Similarly, Singh believes that the false stereotypes about Indians in media often don’t accurately reflect the reality of the majority of Indian-Americans. She uses the example of always seeing a turbaned man driving a taxi in American shows or movies — growing up, Singh’s father wore a turban, but he is a doctor. She believes that media portrayals of Indian turbaned males in struggling positions are inaccurate depictions.
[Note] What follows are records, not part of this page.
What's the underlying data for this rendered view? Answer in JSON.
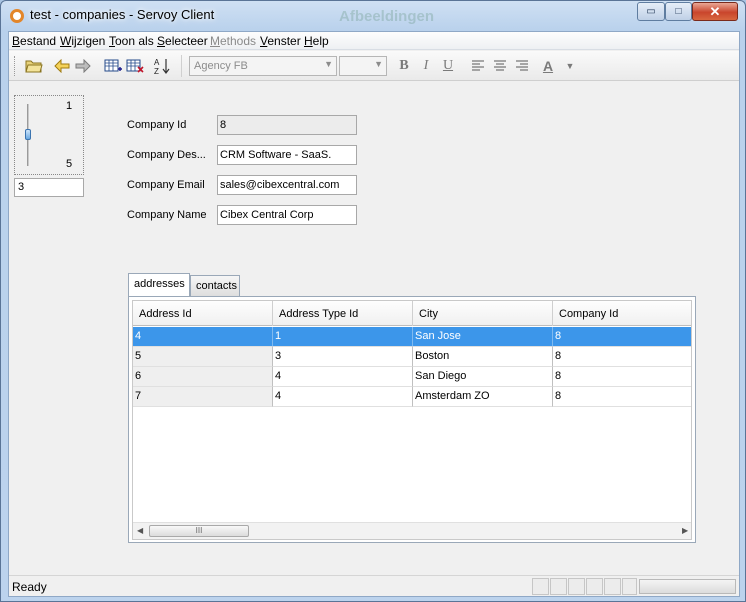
{
  "window": {
    "title": "test - companies - Servoy Client",
    "ghost_title": "Afbeeldingen",
    "controls": {
      "minimize": "▭",
      "maximize": "□",
      "close": "✕"
    }
  },
  "menubar": [
    {
      "label": "Bestand",
      "disabled": false
    },
    {
      "label": "Wijzigen",
      "disabled": false
    },
    {
      "label": "Toon als",
      "disabled": false
    },
    {
      "label": "Selecteer",
      "disabled": false
    },
    {
      "label": "Methods",
      "disabled": true
    },
    {
      "label": "Venster",
      "disabled": false
    },
    {
      "label": "Help",
      "disabled": false
    }
  ],
  "toolbar": {
    "icons": [
      "open-folder-icon",
      "back-arrow-icon",
      "forward-arrow-icon",
      "new-record-icon",
      "delete-record-icon",
      "sort-icon"
    ],
    "font_combo": "Agency FB",
    "size_combo": "",
    "format_buttons": {
      "bold": "B",
      "italic": "I",
      "underline": "U"
    },
    "align_icons": [
      "align-left-icon",
      "align-center-icon",
      "align-right-icon"
    ],
    "font_color_label": "A"
  },
  "slider": {
    "max": "1",
    "min": "5",
    "value": "3",
    "level_fraction": 0.5
  },
  "form": {
    "company_id_label": "Company Id",
    "company_id": "8",
    "company_desc_label": "Company Des...",
    "company_desc": "CRM Software - SaaS.",
    "company_email_label": "Company Email",
    "company_email": "sales@cibexcentral.com",
    "company_name_label": "Company Name",
    "company_name": "Cibex Central Corp"
  },
  "tabs": [
    {
      "label": "addresses",
      "active": true
    },
    {
      "label": "contacts",
      "active": false
    }
  ],
  "table": {
    "columns": [
      "Address Id",
      "Address Type Id",
      "City",
      "Company Id"
    ],
    "rows": [
      [
        "4",
        "1",
        "San Jose",
        "8"
      ],
      [
        "5",
        "3",
        "Boston",
        "8"
      ],
      [
        "6",
        "4",
        "San Diego",
        "8"
      ],
      [
        "7",
        "4",
        "Amsterdam ZO",
        "8"
      ]
    ],
    "selected_row": 0,
    "scroll_thumb": "III"
  },
  "status": {
    "text": "Ready"
  },
  "colors": {
    "selection": "#3c96ea",
    "accent_icon": "#e3862a"
  }
}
In recent months, a new Indian reality TV show, “Indian Matchmaking,” aired on Netflix, and quickly became a viral phenomenon among the Indian community. In the series, a matchmaker from Mumbai, Sima Taparia, attempts to set up young Indians and Indian Americans in hopes of kindling romance and eventual matrimony. However, according to those who watched the show, there are many problematic elements in the series, one of them being colorism — the opinion that fair skin is an advantageous trait for girls when finding a partner, which is a view that has existed in Indian culture for centuries. Kahlon elaborates on how this idea can negatively influence Indian girls. 

“It just reinforces the trauma of being Indian,” Kahlon said. “It reinforces the crap we’ve had to grow up with such as Fair and Lovely, being told light skin is better, and sympathizing with the colonizer. White people came into India, white people caused the partition, and now we want to look like white people? It’s ridiculous, absolutely ridiculous.”

According to Rao, along with the inaccuracy of Indian stereotypes, there is an immense lack of positive representation of the culture within Western media.

“[Western media] never really shows the tradition that exists, the good values that exist and even the prosperity that can exist,” Rao said. “For example, although it is true that India does have very high poverty rates, that’s not the only thing that’s there and that doesn’t define the whole culture. I’m Indian and I’ve honestly never encountered anything even close to the things that are portrayed. It definitely just gives a very inaccurate view of the culture and makes the culture almost seem negative.”

As an individual pursuing a career in the arts, Kahlon feels that she is challenging the stereotypes about Indians only seeking careers in STEM fields. She believes breaking these norms will benefit Indians in the long run, and she encourages exploring different career paths.

“[Indian career stereotypes] make me feel very insecure,” Kahlon said. “It makes me feel like I’m not as good as a white person, or it makes me feel like I’m a rebel for not being that I[nformation] T[echnician], doctor, lawyer stereotype. I’m in a career of art and that needs to be normalized. We need more people to take that risk so that our faces are on billboards, so that they’re on TV or movies and so that these stereotypes can be eradicated.”

Though Indian misrepresentation can present false images to many who don’t understand Indian culture, Rao believes living in Cupertino serves as a benefit when it comes to opinions about inaccurate portrayals in media. 

“[Living in Cupertino is] an advantage because it is a city where there are a lot of Indians, so if there is misrepresentation, it becomes easier to speak out about it,” Rao said. “It’s easier for [people around me] to understand that [the misrepresentation] is a very inaccurate representation of our culture, and it’s easier to keep negative thoughts away.” 

According to Singh, although Indian misrepresentation has reduced over the years, Western media still has a long way to go. She believes that redefining the stereotypes Indians have become subject to is the only way Indians will begin to feel like their culture is respected.

“I think good steps are being taken, and we are definitely in a better place than we were a decade or two ago since there’s more Indian people in the media,” Singh said. “There’s no one Indian story. There’re so many different parts of India — there’s so many different people. There’s so many stories, and the more representation we have, the more variety and stories we can showcase. I think that would be the best way for Indians to feel more accepted in the U.S.”